[visual mood supplement by bif]
The people I grew up with—and the ones you grew up with too, unless you were rich and on the coast somewhere–were all pissed off about something, but it wasn’t freedom. It was the Blacks at first, the riots and the muggings and all that Civil Rights noise. Then it was the Mexicans driving wages down and not picking up their trash. Then it was the Liberals, even though nobody’d ever spotted a live one in the city limits. They didn’t want freedom, they wanted the people they hated bashed, the harder the better.
Brushing aside the official explanations and excuses, when you look at what Operation Fast and Furious actually accomplished – the arming and consolidation of a military force currently fighting Mexico’s armed forces – the conclusion that we are actively involved in destabilizing the Mexican government is hard to avoid. It is a simple statement of fact.

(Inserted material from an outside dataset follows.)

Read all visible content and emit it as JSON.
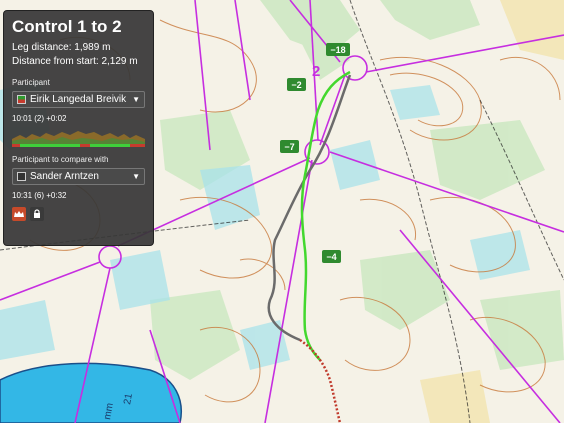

It turns out that the arms benefited the Sinaloa cartel, led by a chap known as “El Chapo,” another indication that the “entrapment” explanation is a cover story, and a not very believable one at that. If the idea was to entrap Mexican drug lords in a “sting” operation, then why focus on the Sinaloa gang to the exclusion of all others?
An American Drug Lord in Acapulco
How a high school jock from Texas rose to the top of one of Mexico’s most powerful and ruthless cartels
Barbie and the Beltrán brothers were enraged. They knew there was only one person with the motive and the means to take down Alfredo: Chapo, their longtime ally in the Sinaloa cartel. Chapo was reportedly displeased with the growing power the Beltráns and Barbie held over Acapulco. “Chapo doesn’t run a very hierarchical cartel – his allies are more like a loose federation of warlords, like in Afghanistan,” says Scott Stewart, an analyst with the intelligence firm Stratfor. “He isn’t always looking over everyone’s shoulder, but whenever someone starts to get too big for his britches and pose some sort of leadership challenge, that person suddenly seems to start having problems.”
Chapo’s perceived move against the Beltráns sparked an all-out war. A few months later, Chapo’s 22-year-old son was killed by multiple gunmen on the same day that assassins ambushed Mexico’s new federal police chief. Soon, corpses were turning up all along the Pacific coast. President Felipe Calderón sent in thousands of troops, but more than 580 people, including 64 policemen, died in the dispute.
If the Beltráns had a strong leader, they could probably have withstood Chapo’s attack. But Arturo, the head of the cartel, was becoming more and more erratic, partying at all hours and reportedly even dabbling in cannibalism. “I was friends with Arturo,” Barbie would later report. “But when he was on drugs, he wanted to kill me. And when he wasn’t, everything was cool.” On the verge of a paranoid break, Arturo retreated to his house in Cuernavaca, where he sat by the pool, lazily flicking $100 bills at girls he hired to entertain him. One night in December 2009, he hired 24 strippers and a Grammy-winning norteño band to come over for a party. Barbie was there too, keeping an eye on the two dozen or so bodyguards with gold-and-diamond-studded pistols who roamed the property. But just as the party was getting started, Mexican special forces suddenly stormed the house. As chaos erupted and the girls scrambled to hide from the gunfire, Arturo fled with his most trusted men to a nearby condo.